The newly elected government of Australia has already filled me - and many others I know - with shame and embarrassment. This is not the place for a polemic, but I do want to offer my apologies, as an Australian, to those who are doubtless puzzled and even offended by unfolding events here. Both major parties sought, during the election campaign, to outdo each other in abnegating Australia's moral and legal responsibilities to the displaced of the world, and this is to our deep shame. In years to come I have no doubt that a more enlightened parliament will offer an apology to those victims, as recent ones have to 'stolen' Aboriginal children.
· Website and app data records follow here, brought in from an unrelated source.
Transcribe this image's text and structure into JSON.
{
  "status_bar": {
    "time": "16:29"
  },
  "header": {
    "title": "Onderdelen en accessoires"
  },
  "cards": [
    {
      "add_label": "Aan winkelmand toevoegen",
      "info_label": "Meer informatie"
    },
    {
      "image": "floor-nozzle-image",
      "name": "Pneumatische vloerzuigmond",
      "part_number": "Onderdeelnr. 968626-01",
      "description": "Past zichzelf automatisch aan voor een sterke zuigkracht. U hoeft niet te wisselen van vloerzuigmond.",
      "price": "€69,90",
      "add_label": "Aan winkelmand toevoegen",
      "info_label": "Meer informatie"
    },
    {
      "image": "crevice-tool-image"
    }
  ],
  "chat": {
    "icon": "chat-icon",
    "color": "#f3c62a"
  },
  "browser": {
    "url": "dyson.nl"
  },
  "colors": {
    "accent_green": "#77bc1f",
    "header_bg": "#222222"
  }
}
More immediately relevant though to those who read this blog is the perplexing and alarming formal rejection of science; there is to be no Minister for Science in the new cabinet (composed almost exclusively of middle-aged white men), a concept which I find utterly bizarre. More directly they have already abolished the independent Climate Commission, the only independent source of information and advice on this most critical of issues - bloody-minded madness. There is to be no Minister for Higher Education, apparently another deliberate move towards dumbing down the country.

The future of biodiversity management can only be viewed with despondency.

This is not why you read this blog, I know, and I won't be carrying on with this theme in future. Please know however, that there are many of us here who do not feel represented by this lot, and who reject such 1950s 'thinking'.

Meantime, back with a normal posting on Tuesday 1 October, as promised!

3 comments:

Susan said...

I had a conversation here in France with a young French mechanic of North African background just after the election. He told me the one country in the world he would choose to move to was Australia. I pointed out that the new government would not welcome him and he was shocked. He queried whether 'people like him' would not be welcome even if they came to work and were not refugees. I used the same words as you have in my response -- I am ashamed of how Australia is treating refugees and it is unquestionably racist, so I suspected he would not be welcomed no matter what his skills.

We had quite a few Australian clients over the election period. Several of them had clearly decided to leave the country deliberately to coincide with the election and were terribly disheartened by what was going on. None of them wanted to be associated with the new government.

Flabmeister said...

I am sure that in 10 years time there will be a popular game of picking the worst decision by the Abbott hegemony. I have said 10 years because I cannot see the ALP knocking this mob over in 1 term especially giving what I have to say next.

My early contender for worst decision is banning the release of any information about the arrival of asylum seeker boats. This has clearly been done to prevent information flowing which shows the Government has failed in its big populist scheme of stopping the boats. Presumably information about the environmental risks of decisions such as digging up the entire country to support the mining industry will son be included.

What makes this particularly bad is that the media seem to have all gone along with it. Why haven't they hopped on a plane to Christmas Island and Cocos-Keeling to see what is going on? There has been only one story on this, from the ABC and I am sure they have been starved of funds so they can't afford a plane fare. However I'd have thought a (free!) email to the Administrator of Christmas Island - hardly a right-wing nutter - might have generated a bit of interesting information.

Flabmeister said...

For the benefit of other readers, the ABC has just posted http://www.abc.net.au/news/2013-09-23/detention-asylum-seekers-border-control-sovereign/4974016 which is relevant to the final sentence of my previous comment.

Martin